A skyway on the Minneapolis Community and Technical College campus. Photo by Sarah McKenzie

Council to consider bird-safe skyway ordinance

Updated: August 11, 2016 - 10:09 am

The Minneapolis Planning Commission will hold a public hearing Aug. 15 on a proposed ordinance that would require bird-safety measures for future skyways built in the city.

The ordinance would require new skyway owners to use a bird-safe glazing or a combination of physical structures and glass patterns that are visible on the outside. It would not require current skyway owners to retrofit their structures, however.

Council Members Cam Gordon (Ward 2) and Linea Palmisano (Ward 13) introduced the ordinance last year as part of an effort to reduce the crashes with buildings that kill hundreds of millions of birds each year in the U.S.

“It struck us as a reasonable place to start the conversation about bird-safe glass,” said Robin Garwood, Gordon’s policy aide.

The Council members developed the ordinance after efforts by bird groups to get the Minnesota Sports Facilities Authority to use bird-safe fritted glass on the new Minnesota Vikings stadium. The authority ultimately decided against using the special glass, but Palmisano said she received a lot of positive feedback from constituents who supported the effort.

“Skyways seemed like a logical place to start,” she said of the subsequent ordinance.

Minneapolis has about 130 skyways, including about 100 downtown, Palmisano said. She said the city anticipates 10-15 new skyways in downtown over the next few years.

Birds are unable to distinguish glass from the natural sky, according to the National Audubon Society, so they are susceptible to crash into reflective surfaces. Collisions with windows are the largest manmade threat to birds after habitat loss, according to the society.

Minneapolis sits on the Mississippi Flyway, a key migration and stopover area for birds, according to Audubon Minnesota. About one-third of all North American bird species use the flyway on their spring and fall migrations.

Garwood said the bird-safe glazing makes glass look more opaque, limiting collisions. He said adding texture to a building’s exterior also helps limit collisions.

Jerry Bahls, president of the Audubon Chapter of Minneapolis said the ordinance could set the tone for new construction in the city. He said he hasn’t heard of any real pushback on the ordinance.

The ordinance would also create new city and zoning code requirements for the design of new skyways. It would limit skyways to the second floors of buildings, regulate their placement on streets, temperatures and public hours.

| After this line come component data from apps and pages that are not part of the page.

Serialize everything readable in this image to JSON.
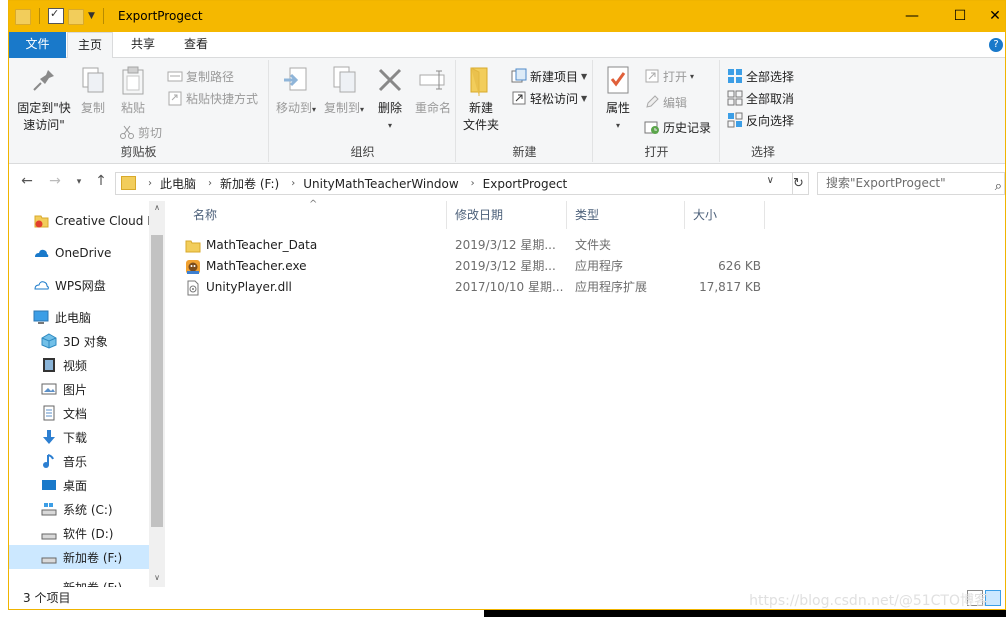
{
  "window": {
    "title": "ExportProgect",
    "controls": {
      "minimize": "—",
      "maximize": "☐",
      "close": "✕"
    }
  },
  "ribbon_tabs": {
    "file": "文件",
    "home": "主页",
    "share": "共享",
    "view": "查看"
  },
  "ribbon": {
    "clipboard": {
      "label": "剪贴板",
      "pin": "固定到\"快速访问\"",
      "pin_line1": "固定到\"快",
      "pin_line2": "速访问\"",
      "copy": "复制",
      "paste": "粘贴",
      "copy_path": "复制路径",
      "paste_shortcut": "粘贴快捷方式",
      "cut": "剪切"
    },
    "organize": {
      "label": "组织",
      "move_to": "移动到",
      "copy_to": "复制到",
      "delete": "删除",
      "rename": "重命名"
    },
    "new": {
      "label": "新建",
      "new_folder_line1": "新建",
      "new_folder_line2": "文件夹",
      "new_item": "新建项目",
      "easy_access": "轻松访问"
    },
    "open": {
      "label": "打开",
      "properties": "属性",
      "open": "打开",
      "edit": "编辑",
      "history": "历史记录"
    },
    "select": {
      "label": "选择",
      "select_all": "全部选择",
      "select_none": "全部取消",
      "invert": "反向选择"
    }
  },
  "address": {
    "crumbs": [
      "此电脑",
      "新加卷 (F:)",
      "UnityMathTeacherWindow",
      "ExportProgect"
    ],
    "search_placeholder": "搜索\"ExportProgect\""
  },
  "nav_pane": [
    {
      "label": "Creative Cloud F",
      "icon": "creative-cloud-icon"
    },
    {
      "label": "OneDrive",
      "icon": "onedrive-icon"
    },
    {
      "label": "WPS网盘",
      "icon": "wps-cloud-icon"
    },
    {
      "label": "此电脑",
      "icon": "this-pc-icon"
    },
    {
      "label": "3D 对象",
      "icon": "3d-objects-icon"
    },
    {
      "label": "视频",
      "icon": "video-icon"
    },
    {
      "label": "图片",
      "icon": "pictures-icon"
    },
    {
      "label": "文档",
      "icon": "documents-icon"
    },
    {
      "label": "下载",
      "icon": "download-icon"
    },
    {
      "label": "音乐",
      "icon": "music-icon"
    },
    {
      "label": "桌面",
      "icon": "desktop-icon"
    },
    {
      "label": "系统 (C:)",
      "icon": "drive-icon"
    },
    {
      "label": "软件 (D:)",
      "icon": "drive-icon"
    },
    {
      "label": "新加卷 (F:)",
      "icon": "drive-icon",
      "selected": true
    },
    {
      "label": "新加卷 (F:)",
      "icon": "drive-icon"
    }
  ],
  "columns": {
    "name": "名称",
    "date": "修改日期",
    "type": "类型",
    "size": "大小"
  },
  "files": [
    {
      "name": "MathTeacher_Data",
      "date": "2019/3/12 星期...",
      "type": "文件夹",
      "size": "",
      "icon": "folder-icon"
    },
    {
      "name": "MathTeacher.exe",
      "date": "2019/3/12 星期...",
      "type": "应用程序",
      "size": "626 KB",
      "icon": "unity-app-icon"
    },
    {
      "name": "UnityPlayer.dll",
      "date": "2017/10/10 星期...",
      "type": "应用程序扩展",
      "size": "17,817 KB",
      "icon": "dll-file-icon"
    }
  ],
  "status": {
    "item_count": "3 个项目"
  },
  "watermark": "https://blog.csdn.net/@51CTO博客",
  "colors": {
    "title_bar": "#f5b800",
    "file_tab": "#1979ca",
    "selection": "#cce8ff"
  }
}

The Zoning and Planning Committee will review and make a recommendation on the ordinance on Sept. 15. It will come before the full City Council for final approval on Sept. 23.

 

— Nate Gotlieb